  • Sleep deprivation or night time shift work
  • Excessive refined sugars in diet
  • Excessive caffeine intake from coffee and tea
  • Chronic dental infections of periodontal or endodontic etiologies.
  • Microcytic anemia due to copper deficiency complicated by low zinc levels.

Diagnosis: A good History and Physical is invaluable to make the diagnosis. Look for salivary cortisol levels in the AM to be very low and a reverse of the normal diurnal cortisol cycle. Patients tend to have low sex steroid hormones and flat to lower vitamin D levels and especially low DHEA levels. This is in fact my favorite lab to diagnose this condition. Total lack of sympathetic response due to low epinephrine and norepinephrine. I check this with bio-impediance (BIA) and heart rate variability loss. BIA shows a reduced phase angle on exam. HRV is diminished with testing. Patients also have low aldosterone levels and this is why they always have low BPs with increased thirst. The person who “quantifies” themselves with lab values will be able to diagnose themselves rather easily with a few key labs. A very positive history of dysbiosis. The dysbiosis is die to reduced secretory IgA (the main cellular defense factor), natural killer (NK) cell and T-lymphocyte activity which lead to increased chances of getting infections such as Herpes, yeast overgrowth, and viral infections.

Treatments: Adaptogens Maca, Rhodiola, Holy Basil, Black cohosh root, licorice, Fo-ti root

Supplements: CoEnQ10 (ubiquinol) 400mgs to 1200 mgs, phosphatidylserine and choline, DHEA and pregnenolone replacement (all based upon lab values)
Treat with high dose B complex and vitamin C replacement to help liver detoxification phase 1 and phase 2 pathways
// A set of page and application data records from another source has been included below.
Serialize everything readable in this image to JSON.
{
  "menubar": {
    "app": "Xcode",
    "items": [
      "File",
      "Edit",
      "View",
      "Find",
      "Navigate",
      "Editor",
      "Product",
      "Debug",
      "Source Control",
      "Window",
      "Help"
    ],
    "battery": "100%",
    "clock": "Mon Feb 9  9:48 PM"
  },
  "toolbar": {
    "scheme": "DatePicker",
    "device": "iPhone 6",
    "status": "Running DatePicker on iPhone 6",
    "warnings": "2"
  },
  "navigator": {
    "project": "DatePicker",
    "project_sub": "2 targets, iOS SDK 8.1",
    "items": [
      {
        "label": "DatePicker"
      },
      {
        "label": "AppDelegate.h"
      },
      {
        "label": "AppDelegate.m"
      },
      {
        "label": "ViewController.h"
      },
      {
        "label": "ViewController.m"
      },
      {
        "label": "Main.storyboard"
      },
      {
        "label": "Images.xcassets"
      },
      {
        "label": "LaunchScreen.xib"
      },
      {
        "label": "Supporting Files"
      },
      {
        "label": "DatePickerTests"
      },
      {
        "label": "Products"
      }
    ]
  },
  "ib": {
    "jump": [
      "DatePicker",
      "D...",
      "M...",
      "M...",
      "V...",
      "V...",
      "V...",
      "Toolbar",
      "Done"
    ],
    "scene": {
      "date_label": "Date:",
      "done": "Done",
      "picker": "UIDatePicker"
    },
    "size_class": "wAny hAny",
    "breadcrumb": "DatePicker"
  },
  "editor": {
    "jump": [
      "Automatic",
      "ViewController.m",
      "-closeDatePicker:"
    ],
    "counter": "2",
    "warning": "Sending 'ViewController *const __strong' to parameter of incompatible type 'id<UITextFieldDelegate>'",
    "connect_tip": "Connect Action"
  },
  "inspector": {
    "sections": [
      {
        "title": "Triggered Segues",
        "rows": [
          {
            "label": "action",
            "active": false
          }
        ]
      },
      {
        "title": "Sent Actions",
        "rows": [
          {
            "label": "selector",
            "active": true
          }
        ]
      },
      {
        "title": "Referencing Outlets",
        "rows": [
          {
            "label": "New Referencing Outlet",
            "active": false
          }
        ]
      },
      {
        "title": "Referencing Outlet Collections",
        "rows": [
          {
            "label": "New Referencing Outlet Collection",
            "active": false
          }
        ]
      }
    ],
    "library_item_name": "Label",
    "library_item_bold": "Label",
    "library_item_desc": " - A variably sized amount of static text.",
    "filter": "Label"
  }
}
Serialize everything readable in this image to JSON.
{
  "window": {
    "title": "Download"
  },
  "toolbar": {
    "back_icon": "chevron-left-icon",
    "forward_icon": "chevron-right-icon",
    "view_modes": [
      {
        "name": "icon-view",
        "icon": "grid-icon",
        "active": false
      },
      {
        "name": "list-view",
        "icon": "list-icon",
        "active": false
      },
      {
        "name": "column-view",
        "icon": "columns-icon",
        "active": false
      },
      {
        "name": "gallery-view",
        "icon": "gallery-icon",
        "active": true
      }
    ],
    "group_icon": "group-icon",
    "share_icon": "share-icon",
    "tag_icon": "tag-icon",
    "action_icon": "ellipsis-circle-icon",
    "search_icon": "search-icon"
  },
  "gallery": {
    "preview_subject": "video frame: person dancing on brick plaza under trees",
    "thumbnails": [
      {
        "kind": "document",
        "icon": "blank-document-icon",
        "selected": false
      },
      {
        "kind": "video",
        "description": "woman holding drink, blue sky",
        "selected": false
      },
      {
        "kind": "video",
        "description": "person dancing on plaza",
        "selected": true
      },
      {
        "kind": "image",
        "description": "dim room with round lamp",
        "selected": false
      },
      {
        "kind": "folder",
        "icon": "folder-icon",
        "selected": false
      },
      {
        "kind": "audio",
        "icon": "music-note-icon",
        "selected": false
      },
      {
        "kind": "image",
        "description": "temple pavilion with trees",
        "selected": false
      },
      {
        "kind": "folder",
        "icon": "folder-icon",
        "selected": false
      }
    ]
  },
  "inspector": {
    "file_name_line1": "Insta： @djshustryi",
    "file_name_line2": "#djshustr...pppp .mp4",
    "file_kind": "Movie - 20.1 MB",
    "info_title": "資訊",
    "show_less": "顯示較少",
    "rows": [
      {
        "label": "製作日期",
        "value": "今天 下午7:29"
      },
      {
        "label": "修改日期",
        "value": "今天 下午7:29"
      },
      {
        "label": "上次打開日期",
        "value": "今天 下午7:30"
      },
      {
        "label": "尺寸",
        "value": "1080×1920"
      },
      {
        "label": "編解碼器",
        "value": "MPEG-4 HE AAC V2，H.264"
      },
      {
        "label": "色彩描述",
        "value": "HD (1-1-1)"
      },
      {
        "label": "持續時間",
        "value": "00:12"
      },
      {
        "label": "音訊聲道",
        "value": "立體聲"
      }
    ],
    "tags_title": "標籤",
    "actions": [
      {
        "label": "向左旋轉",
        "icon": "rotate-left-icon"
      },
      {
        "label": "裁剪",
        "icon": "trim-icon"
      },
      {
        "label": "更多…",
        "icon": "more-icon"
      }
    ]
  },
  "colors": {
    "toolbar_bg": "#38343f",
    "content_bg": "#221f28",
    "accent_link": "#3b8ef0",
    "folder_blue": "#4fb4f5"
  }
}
  • Introduction of Mind body meditation techniques in my view is critical to getting better.
  • Big thirst is a big symptom. Treat with hydration and salt tabs.
  • Astragalus (Qi-tonic or TA-65)
  • Melatonin
  • Progesterone
  • Complete darkness for sleep
  • Bioidentical cortisol (hydrocortisone)
  • Oxytocin (natural secretion is better than exogenous forms)
  • Colostrum
  • Replace vitamin D to minimum 50 ng/dl
  • GABA replacement
  • L-theanine (copiously found in green tea)
  • Avoid caffeine, chocolate, ephedra, guarana, kola nut, and prescription stimulants. (Ritalin)
  • For severe cases check Zinc and Copper levels as well. Fe levels and Hg levels in long standing cases
  • Expose yourself to low light situations as soon as the sun sets before bed

Pearls for a Adrenal optimization:

  • Sleep by 10 PM
  • Sleep in until 8:00 AM
  • Avoid over training
  • Do the things you enjoy
  • Avoid coffee or other caffeinated beverages; steep your tea!
  • Eat early within thirty minutes of rising
  • Have a glass of water in the morning with 1/2 to 1 teaspoon of salt
  • Avoid grains such as bread
  • Avoid starchy foods such as potato
  • Mind body mastery/ Laugh several times a day
  • Take vitamin C, pantothenic acid, magnesium, and vitamin E (Mixed tocophrenols)
  • Take pregnenolone and DHEA, as needed
  • Avoid becoming fatigued
  • Avoid high glycemic fruits
  • Never skip breakfast ever

PROGNOSIS: is usually excellent

Treatment with recovery time takes anywhere from 3-18 months depending upon severity of the condition at presentation. The most serious cases usually have dietary causes intertwined with several mineral deficiency and an uncorrected hormone imbalance.